A row had erupted in Kerala in June last year following Abu’s announcement in a Facebook post that actor Prithviraj will play the role of Haji in his movie titled “Variankunnan”. It was slated to be released this year, coinciding with the centenary celebrations of the Malabar Rebellion.
When the project was announced, Prithviraj had said Haji stood up against an empire that ruled a quarter of the world. “Etched out his own country with an army that waged a never before war against the British. Though history was burned and buried, the legend lived on! The legend of a leader, a soldier, a patriot,” he had said.
While many of their followers supported Prithviraj and Abu for their decision to produce a movie on the life of Haji, some had argued that both film personalities see only a biased version of his story and no justice will be done to history through their work.
Hindu Aikyavedi, a Sangh outfit, had alleged that the film’s early announcement was made with an “ulterior motive.”
According to it, Haji and other leaders of Malabar Rebellion were responsible for atrocities committed on Hindus in Eranadu and Valluvanadu in 1921.

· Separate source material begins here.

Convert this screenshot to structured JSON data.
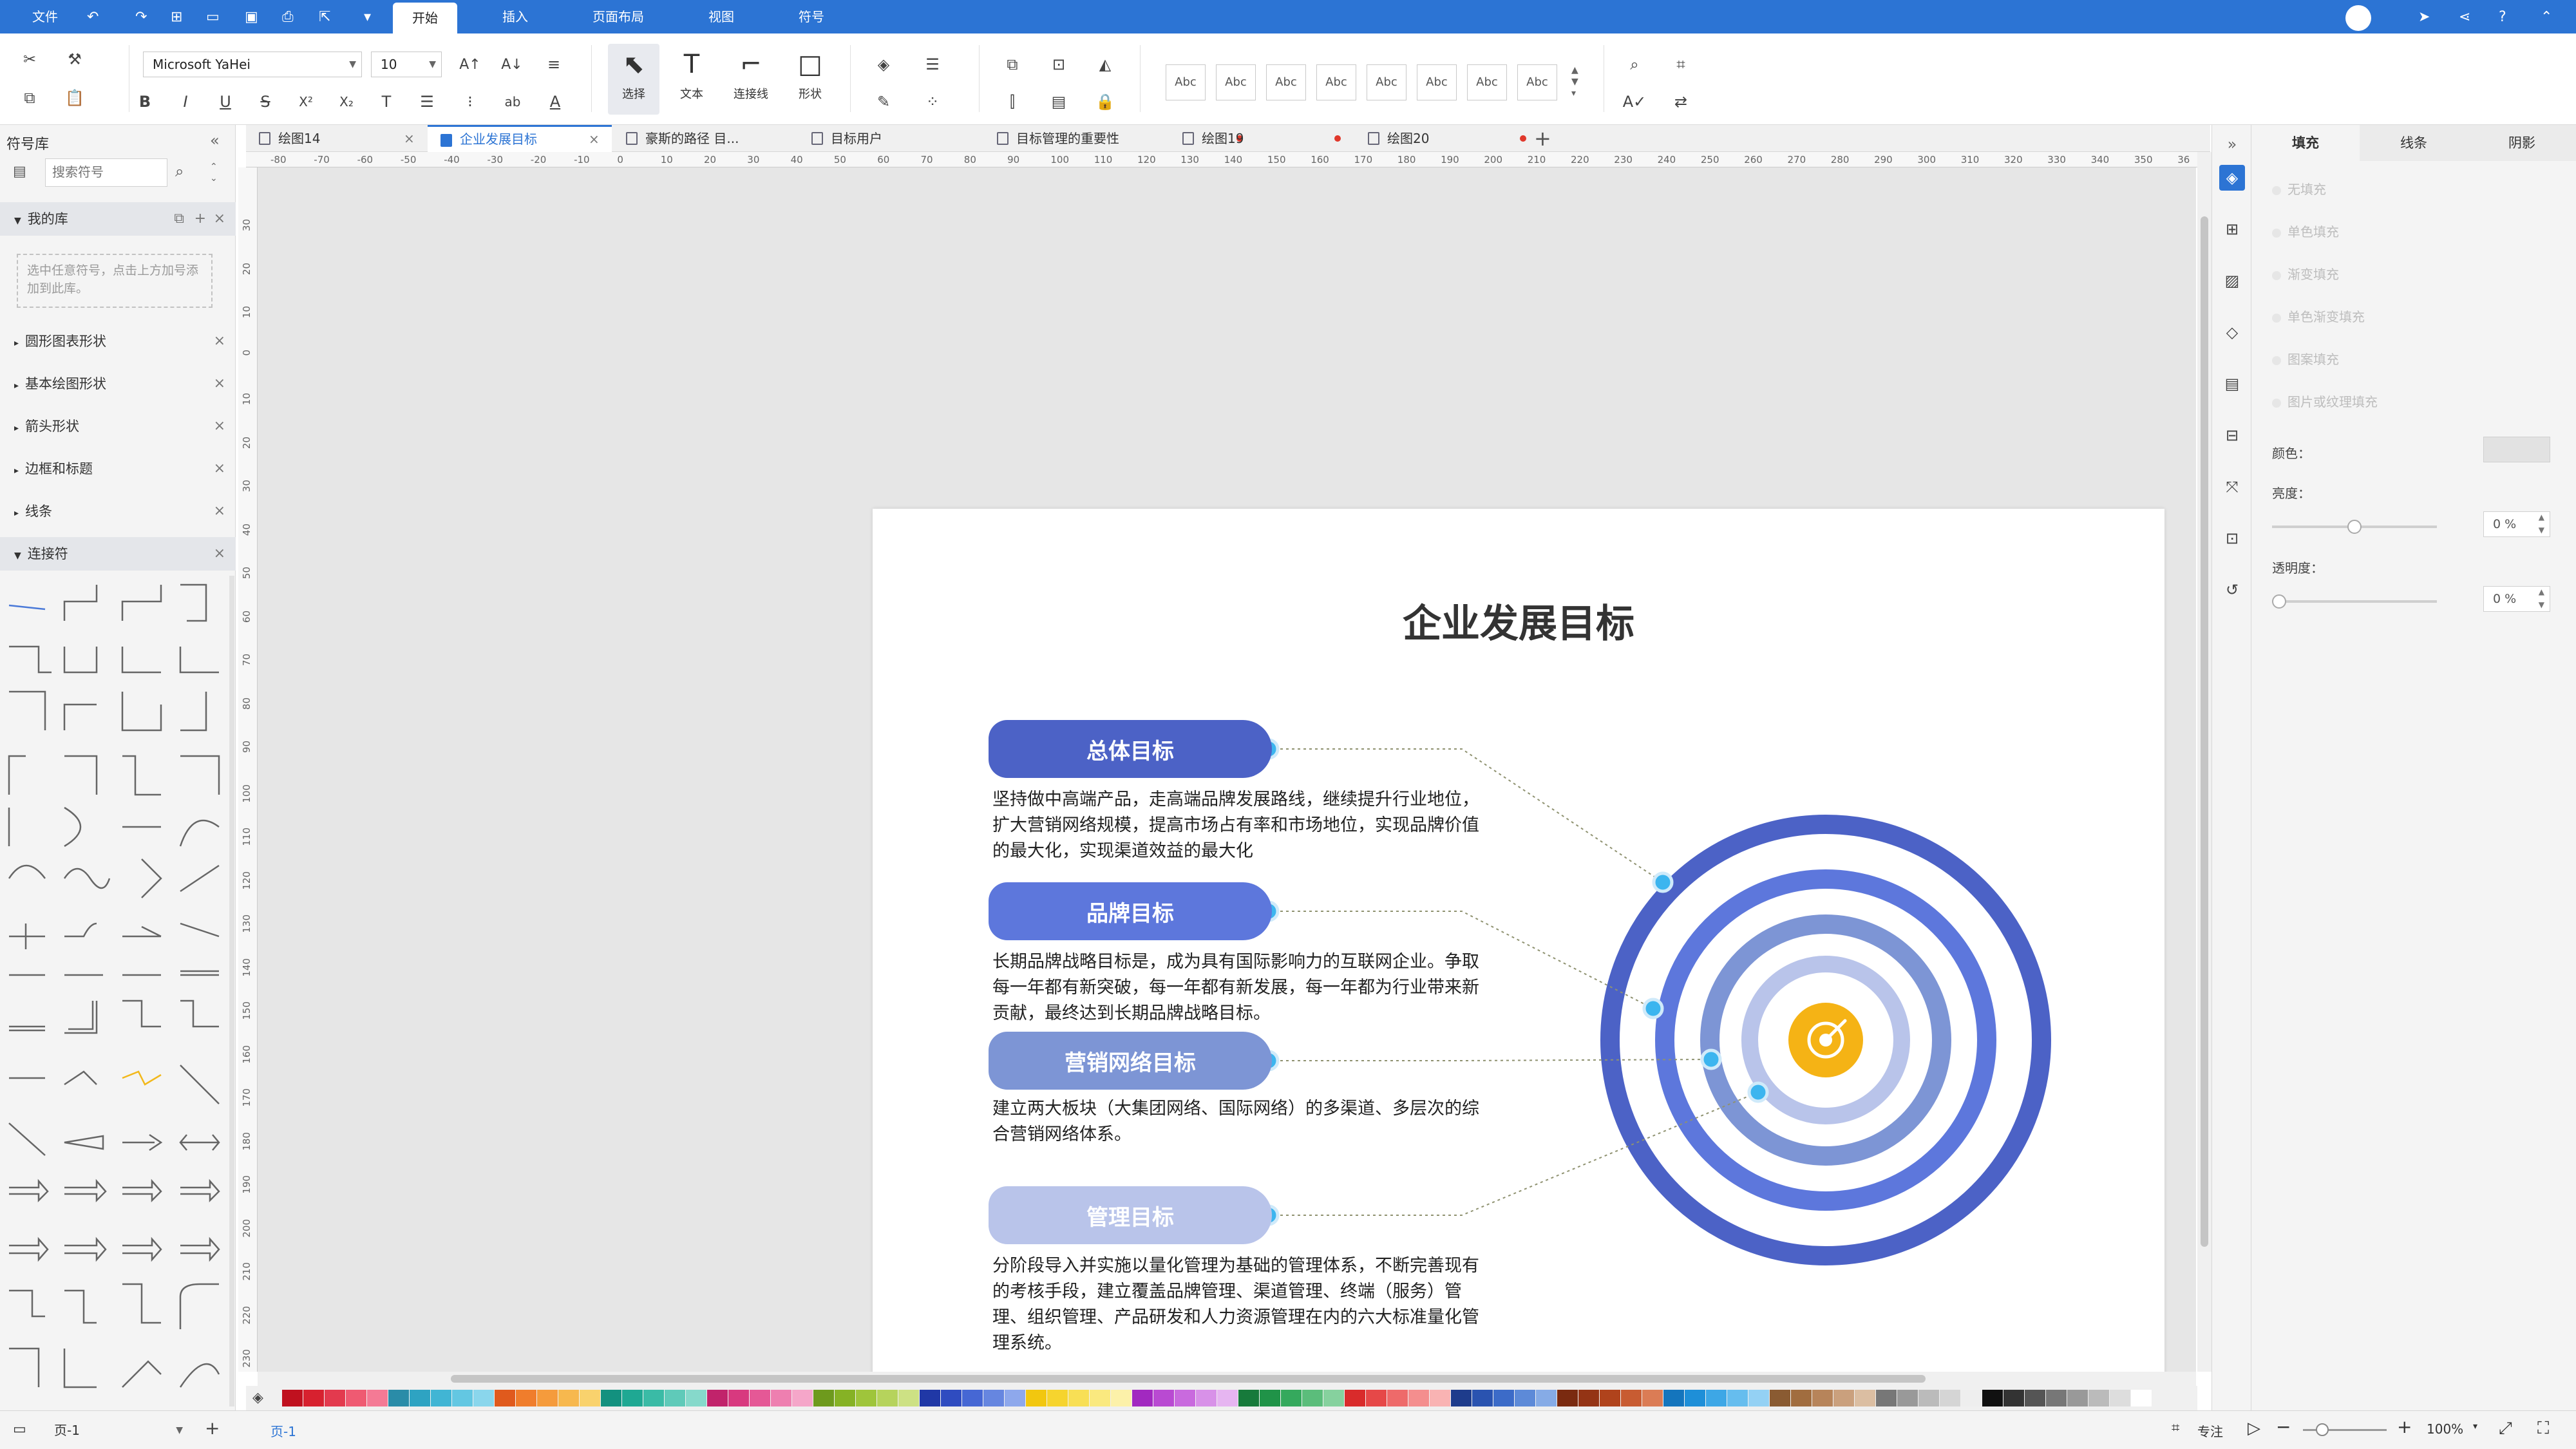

Three other movies were also announced in Malayalam based on Haji’s life during the centenary celebrations of the Malabar rebellion.
Award-winning director P T Kunjumuhammed, theatre artiste and director Ibrahim Vengara, and film director Ali Akbar, known for his proximity towards Hindu outfits, are helming the movies.
Ali’s under production movie project depicts Haji as a villain who unleashed violence against Hindus in Eranadu and Valluvanadu during the rebellion.
Left historians in the state have argued that the Malabar rebellion should be seen as a peasant struggle against the Hindu feudal landlords in the region.